__What you should do__
Can you print the data exactly and leave out each image?

>>>>>

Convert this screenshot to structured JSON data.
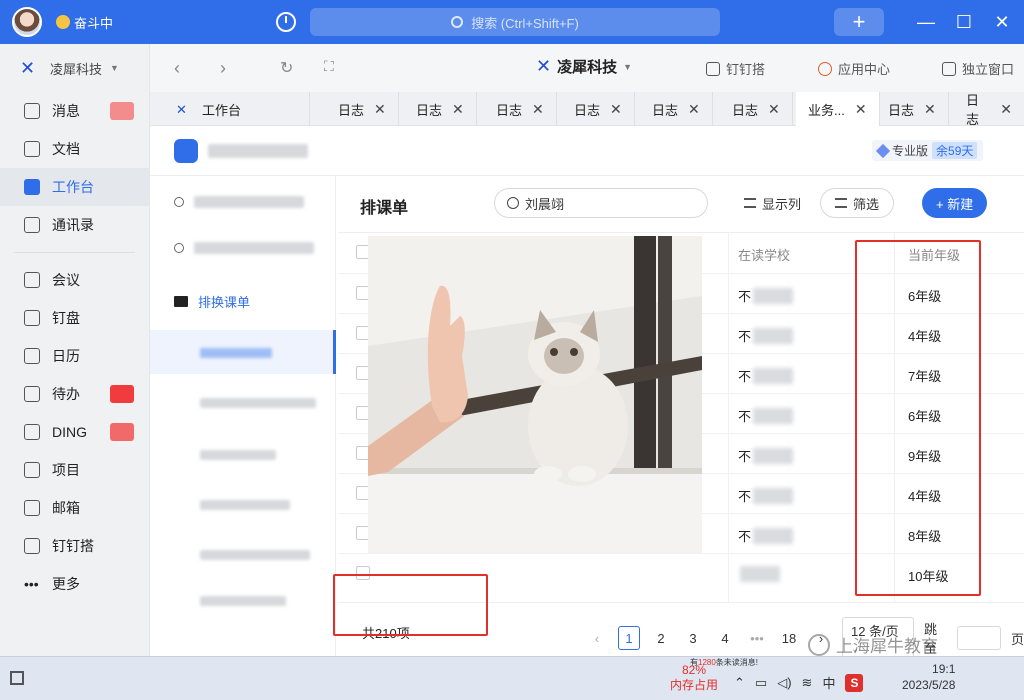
{
  "titlebar": {
    "status": "奋斗中",
    "search_placeholder": "搜索 (Ctrl+Shift+F)",
    "plus": "+",
    "minimize": "—",
    "maximize": "☐",
    "close": "✕"
  },
  "leftnav": {
    "org": "凌犀科技",
    "items": [
      {
        "label": "消息"
      },
      {
        "label": "文档"
      },
      {
        "label": "工作台"
      },
      {
        "label": "通讯录"
      },
      {
        "label": "会议"
      },
      {
        "label": "钉盘"
      },
      {
        "label": "日历"
      },
      {
        "label": "待办"
      },
      {
        "label": "DING"
      },
      {
        "label": "项目"
      },
      {
        "label": "邮箱"
      },
      {
        "label": "钉钉搭"
      },
      {
        "label": "更多"
      }
    ]
  },
  "toprow": {
    "brand": "凌犀科技",
    "links": [
      "钉钉搭",
      "应用中心",
      "独立窗口"
    ]
  },
  "tabs": {
    "home": "工作台",
    "items": [
      "日志",
      "日志",
      "日志",
      "日志",
      "日志",
      "日志",
      "业务...",
      "日志",
      "日志"
    ]
  },
  "app": {
    "edition": "专业版",
    "days_left": "余59天"
  },
  "tree": {
    "folder_label": "排换课单"
  },
  "pane": {
    "title": "排课单",
    "search_value": "刘晨翊",
    "show_columns": "显示列",
    "filter": "筛选",
    "new": "+ 新建",
    "col_school": "在读学校",
    "col_grade": "当前年级",
    "rows": [
      {
        "school": "不",
        "grade": "6年级"
      },
      {
        "school": "不",
        "grade": "4年级"
      },
      {
        "school": "不",
        "grade": "7年级"
      },
      {
        "school": "不",
        "grade": "6年级"
      },
      {
        "school": "不",
        "grade": "9年级"
      },
      {
        "school": "不",
        "grade": "4年级"
      },
      {
        "school": "不",
        "grade": "8年级"
      },
      {
        "school": "",
        "grade": "10年级"
      }
    ]
  },
  "footer": {
    "total": "共210项",
    "pages": [
      "1",
      "2",
      "3",
      "4",
      "•••",
      "18"
    ],
    "page_size": "12 条/页",
    "jump_label": "跳至",
    "page_suffix": "页"
  },
  "taskbar": {
    "memory_pct": "82%",
    "memory_label": "内存占用",
    "unread_msg_prefix": "有",
    "unread_count": "1280",
    "unread_msg_suffix": "条未读消息!",
    "ime": "中",
    "time": "19:1",
    "date": "2023/5/28"
  },
  "watermark": "上海犀牛教育",
  "colors": {
    "accent": "#2f6ee8",
    "highlight": "#e0302b"
  }
}
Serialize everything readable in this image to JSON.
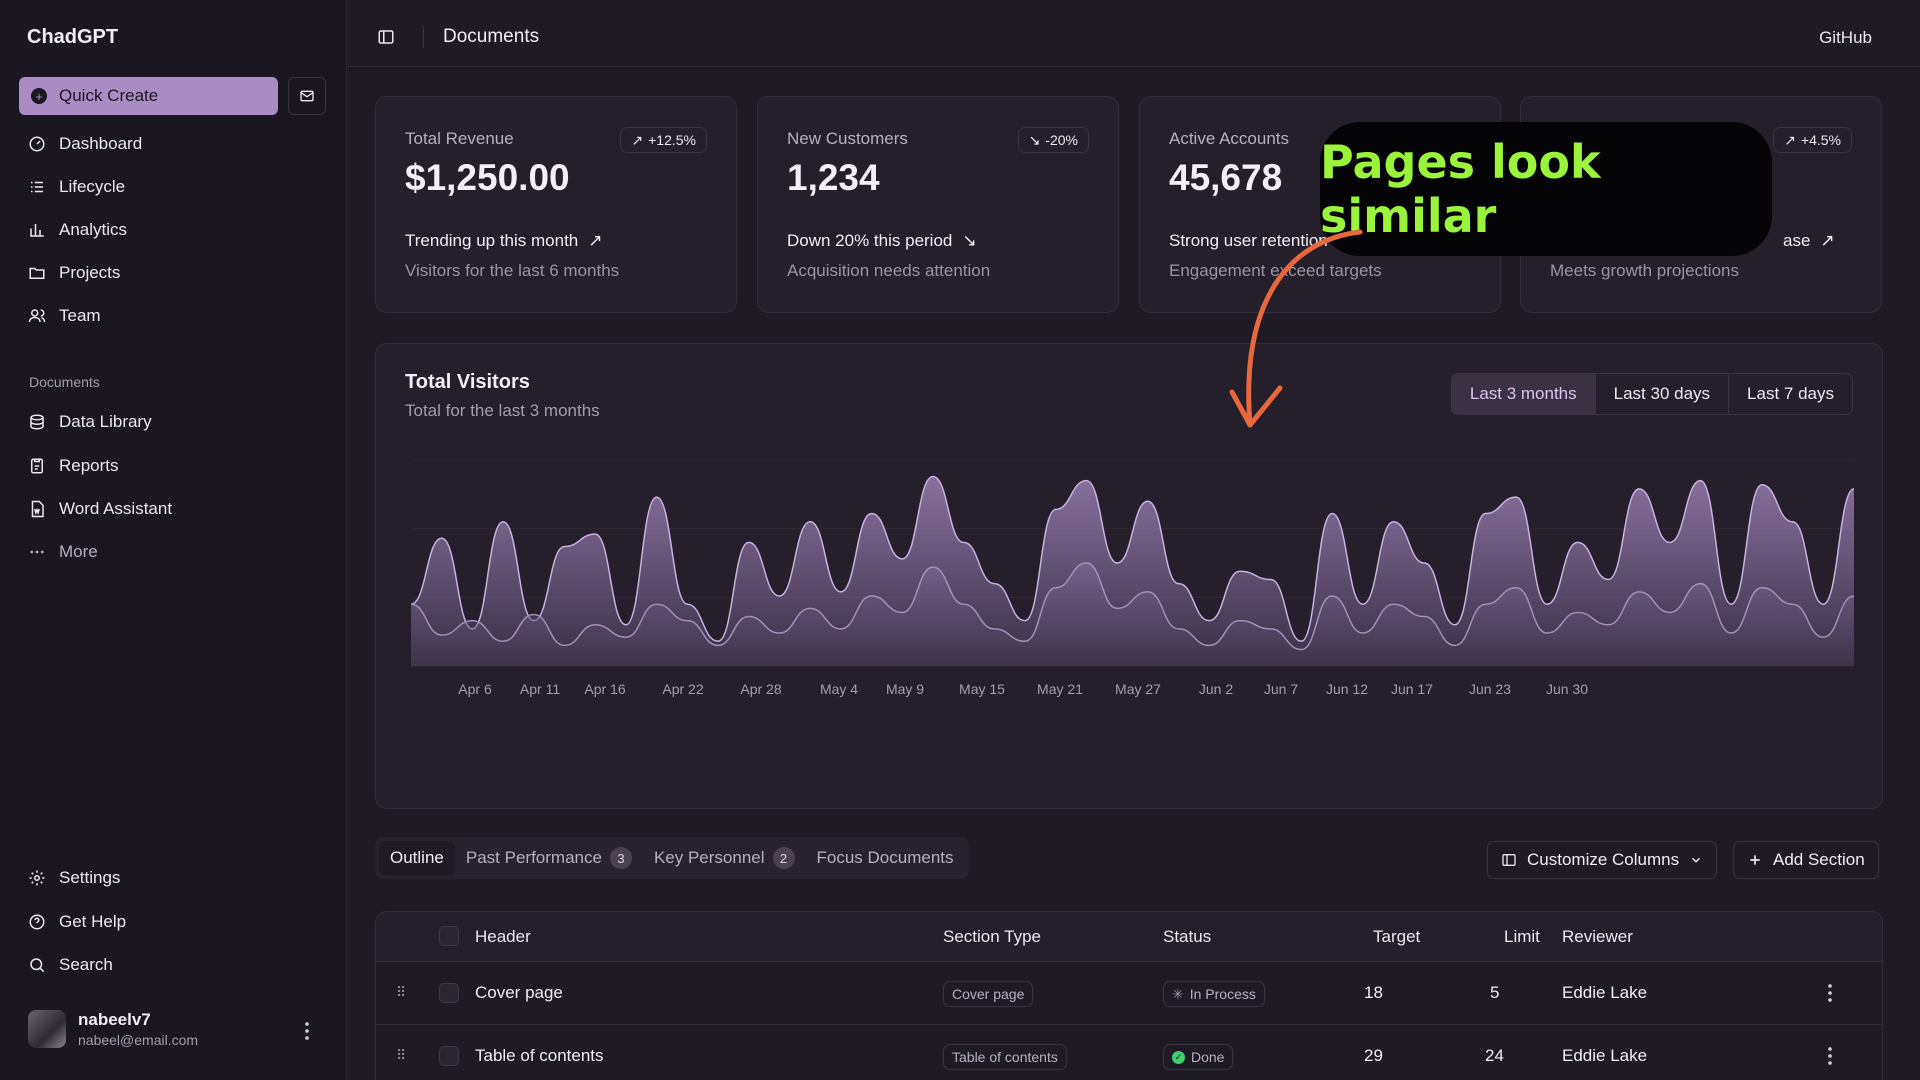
{
  "app": {
    "title": "ChadGPT"
  },
  "sidebar": {
    "quick_create": "Quick Create",
    "items": [
      {
        "label": "Dashboard",
        "icon": "gauge-icon"
      },
      {
        "label": "Lifecycle",
        "icon": "list-icon"
      },
      {
        "label": "Analytics",
        "icon": "bar-chart-icon"
      },
      {
        "label": "Projects",
        "icon": "folder-icon"
      },
      {
        "label": "Team",
        "icon": "users-icon"
      }
    ],
    "documents_heading": "Documents",
    "documents": [
      {
        "label": "Data Library",
        "icon": "database-icon"
      },
      {
        "label": "Reports",
        "icon": "report-icon"
      },
      {
        "label": "Word Assistant",
        "icon": "file-word-icon"
      },
      {
        "label": "More",
        "icon": "more-horizontal-icon"
      }
    ],
    "bottom": [
      {
        "label": "Settings",
        "icon": "gear-icon"
      },
      {
        "label": "Get Help",
        "icon": "help-icon"
      },
      {
        "label": "Search",
        "icon": "search-icon"
      }
    ],
    "user": {
      "name": "nabeelv7",
      "email": "nabeel@email.com"
    }
  },
  "header": {
    "title": "Documents",
    "github": "GitHub"
  },
  "cards": [
    {
      "label": "Total Revenue",
      "value": "$1,250.00",
      "badge": "+12.5%",
      "trend_dir": "up",
      "trend": "Trending up this month",
      "sub": "Visitors for the last 6 months"
    },
    {
      "label": "New Customers",
      "value": "1,234",
      "badge": "-20%",
      "trend_dir": "down",
      "trend": "Down 20% this period",
      "sub": "Acquisition needs attention"
    },
    {
      "label": "Active Accounts",
      "value": "45,678",
      "badge": "",
      "trend_dir": "up",
      "trend": "Strong user retention",
      "sub": "Engagement exceed targets"
    },
    {
      "label": "",
      "value": "",
      "badge": "+4.5%",
      "trend_dir": "up",
      "trend": "ase",
      "sub": "Meets growth projections"
    }
  ],
  "chart": {
    "title": "Total Visitors",
    "subtitle": "Total for the last 3 months",
    "ranges": [
      "Last 3 months",
      "Last 30 days",
      "Last 7 days"
    ],
    "active_range": 0,
    "accent": "#a98cc6"
  },
  "chart_data": {
    "type": "area",
    "x_ticks": [
      "Apr 6",
      "Apr 11",
      "Apr 16",
      "Apr 22",
      "Apr 28",
      "May 4",
      "May 9",
      "May 15",
      "May 21",
      "May 27",
      "Jun 2",
      "Jun 7",
      "Jun 12",
      "Jun 17",
      "Jun 23",
      "Jun 30"
    ],
    "series": [
      {
        "values": [
          0.3,
          0.62,
          0.18,
          0.7,
          0.22,
          0.58,
          0.64,
          0.2,
          0.82,
          0.3,
          0.12,
          0.6,
          0.34,
          0.7,
          0.36,
          0.74,
          0.52,
          0.92,
          0.6,
          0.4,
          0.22,
          0.76,
          0.9,
          0.5,
          0.8,
          0.4,
          0.22,
          0.46,
          0.42,
          0.12,
          0.74,
          0.3,
          0.7,
          0.5,
          0.2,
          0.74,
          0.82,
          0.3,
          0.6,
          0.42,
          0.86,
          0.6,
          0.9,
          0.3,
          0.88,
          0.7,
          0.3,
          0.86
        ]
      },
      {
        "values": [
          0.3,
          0.15,
          0.22,
          0.12,
          0.25,
          0.1,
          0.2,
          0.14,
          0.3,
          0.22,
          0.1,
          0.24,
          0.16,
          0.28,
          0.18,
          0.34,
          0.26,
          0.48,
          0.3,
          0.18,
          0.12,
          0.38,
          0.5,
          0.28,
          0.36,
          0.18,
          0.1,
          0.22,
          0.18,
          0.08,
          0.34,
          0.16,
          0.3,
          0.24,
          0.1,
          0.3,
          0.38,
          0.16,
          0.26,
          0.2,
          0.36,
          0.26,
          0.4,
          0.16,
          0.38,
          0.3,
          0.14,
          0.34
        ]
      }
    ]
  },
  "tabs": [
    {
      "label": "Outline",
      "count": ""
    },
    {
      "label": "Past Performance",
      "count": "3"
    },
    {
      "label": "Key Personnel",
      "count": "2"
    },
    {
      "label": "Focus Documents",
      "count": ""
    }
  ],
  "toolbar": {
    "customize": "Customize Columns",
    "add_section": "Add Section"
  },
  "table": {
    "columns": [
      "Header",
      "Section Type",
      "Status",
      "Target",
      "Limit",
      "Reviewer"
    ],
    "rows": [
      {
        "header": "Cover page",
        "type": "Cover page",
        "status": "In Process",
        "target": "18",
        "limit": "5",
        "reviewer": "Eddie Lake"
      },
      {
        "header": "Table of contents",
        "type": "Table of contents",
        "status": "Done",
        "target": "29",
        "limit": "24",
        "reviewer": "Eddie Lake"
      }
    ]
  },
  "annotation": {
    "text": "Pages look similar"
  }
}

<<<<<

__Answer to this task__
Convert this screenshot to structured JSON data.
{
  "titlebar": {
    "status": "奋斗中",
    "search_placeholder": "搜索 (Ctrl+Shift+F)",
    "plus": "+",
    "minimize": "—",
    "maximize": "☐",
    "close": "✕"
  },
  "leftnav": {
    "org": "凌犀科技",
    "items": [
      {
        "label": "消息"
      },
      {
        "label": "文档"
      },
      {
        "label": "工作台"
      },
      {
        "label": "通讯录"
      },
      {
        "label": "会议"
      },
      {
        "label": "钉盘"
      },
      {
        "label": "日历"
      },
      {
        "label": "待办"
      },
      {
        "label": "DING"
      },
      {
        "label": "项目"
      },
      {
        "label": "邮箱"
      },
      {
        "label": "钉钉搭"
      },
      {
        "label": "更多"
      }
    ]
  },
  "toprow": {
    "brand": "凌犀科技",
    "links": [
      "钉钉搭",
      "应用中心",
      "独立窗口"
    ]
  },
  "tabs": {
    "home": "工作台",
    "items": [
      "日志",
      "日志",
      "日志",
      "日志",
      "日志",
      "日志",
      "业务...",
      "日志",
      "日志"
    ]
  },
  "app": {
    "edition": "专业版",
    "days_left": "余59天"
  },
  "tree": {
    "folder_label": "排换课单"
  },
  "pane": {
    "title": "排课单",
    "search_value": "刘晨翊",
    "show_columns": "显示列",
    "filter": "筛选",
    "new": "+ 新建",
    "col_school": "在读学校",
    "col_grade": "当前年级",
    "rows": [
      {
        "school": "不",
        "grade": "6年级"
      },
      {
        "school": "不",
        "grade": "4年级"
      },
      {
        "school": "不",
        "grade": "7年级"
      },
      {
        "school": "不",
        "grade": "6年级"
      },
      {
        "school": "不",
        "grade": "9年级"
      },
      {
        "school": "不",
        "grade": "4年级"
      },
      {
        "school": "不",
        "grade": "8年级"
      },
      {
        "school": "",
        "grade": "10年级"
      }
    ]
  },
  "footer": {
    "total": "共210项",
    "pages": [
      "1",
      "2",
      "3",
      "4",
      "•••",
      "18"
    ],
    "page_size": "12 条/页",
    "jump_label": "跳至",
    "page_suffix": "页"
  },
  "taskbar": {
    "memory_pct": "82%",
    "memory_label": "内存占用",
    "unread_msg_prefix": "有",
    "unread_count": "1280",
    "unread_msg_suffix": "条未读消息!",
    "ime": "中",
    "time": "19:1",
    "date": "2023/5/28"
  },
  "watermark": "上海犀牛教育",
  "colors": {
    "accent": "#2f6ee8",
    "highlight": "#e0302b"
  }
}
Serialize everything readable in this image to JSON.
{
  "app": {
    "title": "ChadGPT"
  },
  "sidebar": {
    "quick_create": "Quick Create",
    "items": [
      {
        "label": "Dashboard",
        "icon": "gauge-icon"
      },
      {
        "label": "Lifecycle",
        "icon": "list-icon"
      },
      {
        "label": "Analytics",
        "icon": "bar-chart-icon"
      },
      {
        "label": "Projects",
        "icon": "folder-icon"
      },
      {
        "label": "Team",
        "icon": "users-icon"
      }
    ],
    "documents_heading": "Documents",
    "documents": [
      {
        "label": "Data Library",
        "icon": "database-icon"
      },
      {
        "label": "Reports",
        "icon": "report-icon"
      },
      {
        "label": "Word Assistant",
        "icon": "file-word-icon"
      },
      {
        "label": "More",
        "icon": "more-horizontal-icon"
      }
    ],
    "bottom": [
      {
        "label": "Settings",
        "icon": "gear-icon"
      },
      {
        "label": "Get Help",
        "icon": "help-icon"
      },
      {
        "label": "Search",
        "icon": "search-icon"
      }
    ],
    "user": {
      "name": "nabeelv7",
      "email": "nabeel@email.com"
    }
  },
  "header": {
    "title": "Documents",
    "github": "GitHub"
  },
  "cards": [
    {
      "label": "Total Revenue",
      "value": "$1,250.00",
      "badge": "+12.5%",
      "trend_dir": "up",
      "trend": "Trending up this month",
      "sub": "Visitors for the last 6 months"
    },
    {
      "label": "New Customers",
      "value": "1,234",
      "badge": "-20%",
      "trend_dir": "down",
      "trend": "Down 20% this period",
      "sub": "Acquisition needs attention"
    },
    {
      "label": "Active Accounts",
      "value": "45,678",
      "badge": "",
      "trend_dir": "up",
      "trend": "Strong user retention",
      "sub": "Engagement exceed targets"
    },
    {
      "label": "",
      "value": "",
      "badge": "+4.5%",
      "trend_dir": "up",
      "trend": "ase",
      "sub": "Meets growth projections"
    }
  ],
  "chart": {
    "title": "Total Visitors",
    "subtitle": "Total for the last 3 months",
    "ranges": [
      "Last 3 months",
      "Last 30 days",
      "Last 7 days"
    ],
    "active_range": 0,
    "accent": "#a98cc6"
  },
  "chart_data": {
    "type": "area",
    "x_ticks": [
      "Apr 6",
      "Apr 11",
      "Apr 16",
      "Apr 22",
      "Apr 28",
      "May 4",
      "May 9",
      "May 15",
      "May 21",
      "May 27",
      "Jun 2",
      "Jun 7",
      "Jun 12",
      "Jun 17",
      "Jun 23",
      "Jun 30"
    ],
    "series": [
      {
        "values": [
          0.3,
          0.62,
          0.18,
          0.7,
          0.22,
          0.58,
          0.64,
          0.2,
          0.82,
          0.3,
          0.12,
          0.6,
          0.34,
          0.7,
          0.36,
          0.74,
          0.52,
          0.92,
          0.6,
          0.4,
          0.22,
          0.76,
          0.9,
          0.5,
          0.8,
          0.4,
          0.22,
          0.46,
          0.42,
          0.12,
          0.74,
          0.3,
          0.7,
          0.5,
          0.2,
          0.74,
          0.82,
          0.3,
          0.6,
          0.42,
          0.86,
          0.6,
          0.9,
          0.3,
          0.88,
          0.7,
          0.3,
          0.86
        ]
      },
      {
        "values": [
          0.3,
          0.15,
          0.22,
          0.12,
          0.25,
          0.1,
          0.2,
          0.14,
          0.3,
          0.22,
          0.1,
          0.24,
          0.16,
          0.28,
          0.18,
          0.34,
          0.26,
          0.48,
          0.3,
          0.18,
          0.12,
          0.38,
          0.5,
          0.28,
          0.36,
          0.18,
          0.1,
          0.22,
          0.18,
          0.08,
          0.34,
          0.16,
          0.3,
          0.24,
          0.1,
          0.3,
          0.38,
          0.16,
          0.26,
          0.2,
          0.36,
          0.26,
          0.4,
          0.16,
          0.38,
          0.3,
          0.14,
          0.34
        ]
      }
    ]
  },
  "tabs": [
    {
      "label": "Outline",
      "count": ""
    },
    {
      "label": "Past Performance",
      "count": "3"
    },
    {
      "label": "Key Personnel",
      "count": "2"
    },
    {
      "label": "Focus Documents",
      "count": ""
    }
  ],
  "toolbar": {
    "customize": "Customize Columns",
    "add_section": "Add Section"
  },
  "table": {
    "columns": [
      "Header",
      "Section Type",
      "Status",
      "Target",
      "Limit",
      "Reviewer"
    ],
    "rows": [
      {
        "header": "Cover page",
        "type": "Cover page",
        "status": "In Process",
        "target": "18",
        "limit": "5",
        "reviewer": "Eddie Lake"
      },
      {
        "header": "Table of contents",
        "type": "Table of contents",
        "status": "Done",
        "target": "29",
        "limit": "24",
        "reviewer": "Eddie Lake"
      }
    ]
  },
  "annotation": {
    "text": "Pages look similar"
  }
}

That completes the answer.